Exact repetition is required: reproduce every line of the data.

» Dataset rows describing interfaces
^^^^^^^^^^^^^^^^
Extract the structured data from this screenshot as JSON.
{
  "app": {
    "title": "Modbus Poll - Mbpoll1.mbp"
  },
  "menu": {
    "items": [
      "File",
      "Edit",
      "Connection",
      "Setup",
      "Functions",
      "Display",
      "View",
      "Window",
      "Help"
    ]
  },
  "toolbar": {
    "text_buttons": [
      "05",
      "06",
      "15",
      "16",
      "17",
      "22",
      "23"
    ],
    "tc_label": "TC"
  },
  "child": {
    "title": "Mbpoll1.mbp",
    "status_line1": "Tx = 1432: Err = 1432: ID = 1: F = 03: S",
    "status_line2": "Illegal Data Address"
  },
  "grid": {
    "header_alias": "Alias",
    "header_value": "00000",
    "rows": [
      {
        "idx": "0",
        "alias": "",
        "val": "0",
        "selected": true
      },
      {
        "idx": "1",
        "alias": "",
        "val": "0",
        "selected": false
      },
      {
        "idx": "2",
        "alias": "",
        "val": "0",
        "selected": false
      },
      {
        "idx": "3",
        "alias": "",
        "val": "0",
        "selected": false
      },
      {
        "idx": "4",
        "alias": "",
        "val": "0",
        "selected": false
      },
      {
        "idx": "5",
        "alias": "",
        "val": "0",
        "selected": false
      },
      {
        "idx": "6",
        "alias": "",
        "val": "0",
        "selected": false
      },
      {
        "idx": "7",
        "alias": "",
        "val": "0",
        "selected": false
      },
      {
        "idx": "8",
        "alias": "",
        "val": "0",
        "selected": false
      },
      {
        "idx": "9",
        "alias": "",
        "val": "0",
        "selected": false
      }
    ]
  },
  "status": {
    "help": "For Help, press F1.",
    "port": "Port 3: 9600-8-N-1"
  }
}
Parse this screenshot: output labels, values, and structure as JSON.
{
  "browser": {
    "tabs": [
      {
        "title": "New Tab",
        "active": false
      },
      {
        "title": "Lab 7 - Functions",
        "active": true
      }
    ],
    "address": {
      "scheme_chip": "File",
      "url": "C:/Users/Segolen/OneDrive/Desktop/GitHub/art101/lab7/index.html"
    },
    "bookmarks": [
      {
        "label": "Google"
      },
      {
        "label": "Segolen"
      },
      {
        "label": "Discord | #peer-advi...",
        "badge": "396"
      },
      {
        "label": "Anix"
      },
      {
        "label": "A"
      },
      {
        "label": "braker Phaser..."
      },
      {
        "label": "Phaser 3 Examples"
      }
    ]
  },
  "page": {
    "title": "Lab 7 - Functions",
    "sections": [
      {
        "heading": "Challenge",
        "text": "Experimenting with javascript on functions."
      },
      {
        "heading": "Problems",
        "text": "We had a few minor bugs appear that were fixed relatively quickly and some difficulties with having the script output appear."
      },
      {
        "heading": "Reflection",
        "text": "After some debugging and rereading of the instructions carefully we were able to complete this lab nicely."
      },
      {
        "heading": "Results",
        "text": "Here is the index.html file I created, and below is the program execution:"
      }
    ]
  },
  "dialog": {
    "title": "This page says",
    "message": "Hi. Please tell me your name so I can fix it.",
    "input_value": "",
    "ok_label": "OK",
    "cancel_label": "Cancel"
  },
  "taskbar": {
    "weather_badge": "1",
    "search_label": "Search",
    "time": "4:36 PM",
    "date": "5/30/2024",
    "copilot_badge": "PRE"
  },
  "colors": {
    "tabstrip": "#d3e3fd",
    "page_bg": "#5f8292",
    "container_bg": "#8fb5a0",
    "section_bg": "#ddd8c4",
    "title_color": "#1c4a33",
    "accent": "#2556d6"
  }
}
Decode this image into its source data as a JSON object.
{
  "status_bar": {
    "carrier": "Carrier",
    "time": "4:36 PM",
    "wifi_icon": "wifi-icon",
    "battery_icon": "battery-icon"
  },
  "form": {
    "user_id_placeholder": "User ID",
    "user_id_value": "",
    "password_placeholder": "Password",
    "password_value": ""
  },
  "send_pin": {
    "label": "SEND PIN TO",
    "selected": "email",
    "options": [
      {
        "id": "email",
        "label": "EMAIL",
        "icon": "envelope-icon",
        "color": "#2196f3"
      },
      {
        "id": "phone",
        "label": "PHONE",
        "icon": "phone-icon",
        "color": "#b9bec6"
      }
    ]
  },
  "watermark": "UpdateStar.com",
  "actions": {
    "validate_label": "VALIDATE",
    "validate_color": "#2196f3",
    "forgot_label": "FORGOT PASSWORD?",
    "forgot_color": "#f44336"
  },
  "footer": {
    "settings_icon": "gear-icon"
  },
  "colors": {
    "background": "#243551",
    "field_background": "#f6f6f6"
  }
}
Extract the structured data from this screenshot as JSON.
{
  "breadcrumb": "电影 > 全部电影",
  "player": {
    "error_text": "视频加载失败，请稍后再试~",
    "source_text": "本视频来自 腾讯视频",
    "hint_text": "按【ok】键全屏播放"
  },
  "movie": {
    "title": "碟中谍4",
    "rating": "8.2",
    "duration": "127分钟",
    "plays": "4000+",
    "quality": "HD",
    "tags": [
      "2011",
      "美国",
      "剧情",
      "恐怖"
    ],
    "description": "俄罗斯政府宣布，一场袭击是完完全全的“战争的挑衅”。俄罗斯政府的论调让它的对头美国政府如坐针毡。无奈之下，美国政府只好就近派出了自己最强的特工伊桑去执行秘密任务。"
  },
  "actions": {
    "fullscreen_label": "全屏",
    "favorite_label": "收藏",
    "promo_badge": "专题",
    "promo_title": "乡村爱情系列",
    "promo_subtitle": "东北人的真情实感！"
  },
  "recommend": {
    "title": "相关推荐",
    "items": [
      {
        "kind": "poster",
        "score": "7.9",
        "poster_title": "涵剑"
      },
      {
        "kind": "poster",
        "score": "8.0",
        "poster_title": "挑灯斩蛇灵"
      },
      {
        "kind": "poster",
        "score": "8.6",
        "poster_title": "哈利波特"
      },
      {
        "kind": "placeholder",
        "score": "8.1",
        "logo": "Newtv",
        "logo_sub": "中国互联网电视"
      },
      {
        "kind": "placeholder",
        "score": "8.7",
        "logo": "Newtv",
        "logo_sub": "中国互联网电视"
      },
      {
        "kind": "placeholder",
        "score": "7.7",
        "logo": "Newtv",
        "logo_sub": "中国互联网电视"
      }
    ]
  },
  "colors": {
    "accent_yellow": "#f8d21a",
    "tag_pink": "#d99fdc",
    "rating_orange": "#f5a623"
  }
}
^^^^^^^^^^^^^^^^
» Your solution
Extract the structured data from this screenshot as JSON.
{
  "app": {
    "title": "Modbus Poll - Mbpoll1.mbp"
  },
  "menu": {
    "items": [
      "File",
      "Edit",
      "Connection",
      "Setup",
      "Functions",
      "Display",
      "View",
      "Window",
      "Help"
    ]
  },
  "toolbar": {
    "text_buttons": [
      "05",
      "06",
      "15",
      "16",
      "17",
      "22",
      "23"
    ],
    "tc_label": "TC"
  },
  "child": {
    "title": "Mbpoll1.mbp",
    "status_line1": "Tx = 1432: Err = 1432: ID = 1: F = 03: S",
    "status_line2": "Illegal Data Address"
  },
  "grid": {
    "header_alias": "Alias",
    "header_value": "00000",
    "rows": [
      {
        "idx": "0",
        "alias": "",
        "val": "0",
        "selected": true
      },
      {
        "idx": "1",
        "alias": "",
        "val": "0",
        "selected": false
      },
      {
        "idx": "2",
        "alias": "",
        "val": "0",
        "selected": false
      },
      {
        "idx": "3",
        "alias": "",
        "val": "0",
        "selected": false
      },
      {
        "idx": "4",
        "alias": "",
        "val": "0",
        "selected": false
      },
      {
        "idx": "5",
        "alias": "",
        "val": "0",
        "selected": false
      },
      {
        "idx": "6",
        "alias": "",
        "val": "0",
        "selected": false
      },
      {
        "idx": "7",
        "alias": "",
        "val": "0",
        "selected": false
      },
      {
        "idx": "8",
        "alias": "",
        "val": "0",
        "selected": false
      },
      {
        "idx": "9",
        "alias": "",
        "val": "0",
        "selected": false
      }
    ]
  },
  "status": {
    "help": "For Help, press F1.",
    "port": "Port 3: 9600-8-N-1"
  }
}
Parse this screenshot: output labels, values, and structure as JSON.
{
  "browser": {
    "tabs": [
      {
        "title": "New Tab",
        "active": false
      },
      {
        "title": "Lab 7 - Functions",
        "active": true
      }
    ],
    "address": {
      "scheme_chip": "File",
      "url": "C:/Users/Segolen/OneDrive/Desktop/GitHub/art101/lab7/index.html"
    },
    "bookmarks": [
      {
        "label": "Google"
      },
      {
        "label": "Segolen"
      },
      {
        "label": "Discord | #peer-advi...",
        "badge": "396"
      },
      {
        "label": "Anix"
      },
      {
        "label": "A"
      },
      {
        "label": "braker Phaser..."
      },
      {
        "label": "Phaser 3 Examples"
      }
    ]
  },
  "page": {
    "title": "Lab 7 - Functions",
    "sections": [
      {
        "heading": "Challenge",
        "text": "Experimenting with javascript on functions."
      },
      {
        "heading": "Problems",
        "text": "We had a few minor bugs appear that were fixed relatively quickly and some difficulties with having the script output appear."
      },
      {
        "heading": "Reflection",
        "text": "After some debugging and rereading of the instructions carefully we were able to complete this lab nicely."
      },
      {
        "heading": "Results",
        "text": "Here is the index.html file I created, and below is the program execution:"
      }
    ]
  },
  "dialog": {
    "title": "This page says",
    "message": "Hi. Please tell me your name so I can fix it.",
    "input_value": "",
    "ok_label": "OK",
    "cancel_label": "Cancel"
  },
  "taskbar": {
    "weather_badge": "1",
    "search_label": "Search",
    "time": "4:36 PM",
    "date": "5/30/2024",
    "copilot_badge": "PRE"
  },
  "colors": {
    "tabstrip": "#d3e3fd",
    "page_bg": "#5f8292",
    "container_bg": "#8fb5a0",
    "section_bg": "#ddd8c4",
    "title_color": "#1c4a33",
    "accent": "#2556d6"
  }
}
Decode this image into its source data as a JSON object.
{
  "status_bar": {
    "carrier": "Carrier",
    "time": "4:36 PM",
    "wifi_icon": "wifi-icon",
    "battery_icon": "battery-icon"
  },
  "form": {
    "user_id_placeholder": "User ID",
    "user_id_value": "",
    "password_placeholder": "Password",
    "password_value": ""
  },
  "send_pin": {
    "label": "SEND PIN TO",
    "selected": "email",
    "options": [
      {
        "id": "email",
        "label": "EMAIL",
        "icon": "envelope-icon",
        "color": "#2196f3"
      },
      {
        "id": "phone",
        "label": "PHONE",
        "icon": "phone-icon",
        "color": "#b9bec6"
      }
    ]
  },
  "watermark": "UpdateStar.com",
  "actions": {
    "validate_label": "VALIDATE",
    "validate_color": "#2196f3",
    "forgot_label": "FORGOT PASSWORD?",
    "forgot_color": "#f44336"
  },
  "footer": {
    "settings_icon": "gear-icon"
  },
  "colors": {
    "background": "#243551",
    "field_background": "#f6f6f6"
  }
}
Extract the structured data from this screenshot as JSON.
{
  "breadcrumb": "电影 > 全部电影",
  "player": {
    "error_text": "视频加载失败，请稍后再试~",
    "source_text": "本视频来自 腾讯视频",
    "hint_text": "按【ok】键全屏播放"
  },
  "movie": {
    "title": "碟中谍4",
    "rating": "8.2",
    "duration": "127分钟",
    "plays": "4000+",
    "quality": "HD",
    "tags": [
      "2011",
      "美国",
      "剧情",
      "恐怖"
    ],
    "description": "俄罗斯政府宣布，一场袭击是完完全全的“战争的挑衅”。俄罗斯政府的论调让它的对头美国政府如坐针毡。无奈之下，美国政府只好就近派出了自己最强的特工伊桑去执行秘密任务。"
  },
  "actions": {
    "fullscreen_label": "全屏",
    "favorite_label": "收藏",
    "promo_badge": "专题",
    "promo_title": "乡村爱情系列",
    "promo_subtitle": "东北人的真情实感！"
  },
  "recommend": {
    "title": "相关推荐",
    "items": [
      {
        "kind": "poster",
        "score": "7.9",
        "poster_title": "涵剑"
      },
      {
        "kind": "poster",
        "score": "8.0",
        "poster_title": "挑灯斩蛇灵"
      },
      {
        "kind": "poster",
        "score": "8.6",
        "poster_title": "哈利波特"
      },
      {
        "kind": "placeholder",
        "score": "8.1",
        "logo": "Newtv",
        "logo_sub": "中国互联网电视"
      },
      {
        "kind": "placeholder",
        "score": "8.7",
        "logo": "Newtv",
        "logo_sub": "中国互联网电视"
      },
      {
        "kind": "placeholder",
        "score": "7.7",
        "logo": "Newtv",
        "logo_sub": "中国互联网电视"
      }
    ]
  },
  "colors": {
    "accent_yellow": "#f8d21a",
    "tag_pink": "#d99fdc",
    "rating_orange": "#f5a623"
  }
}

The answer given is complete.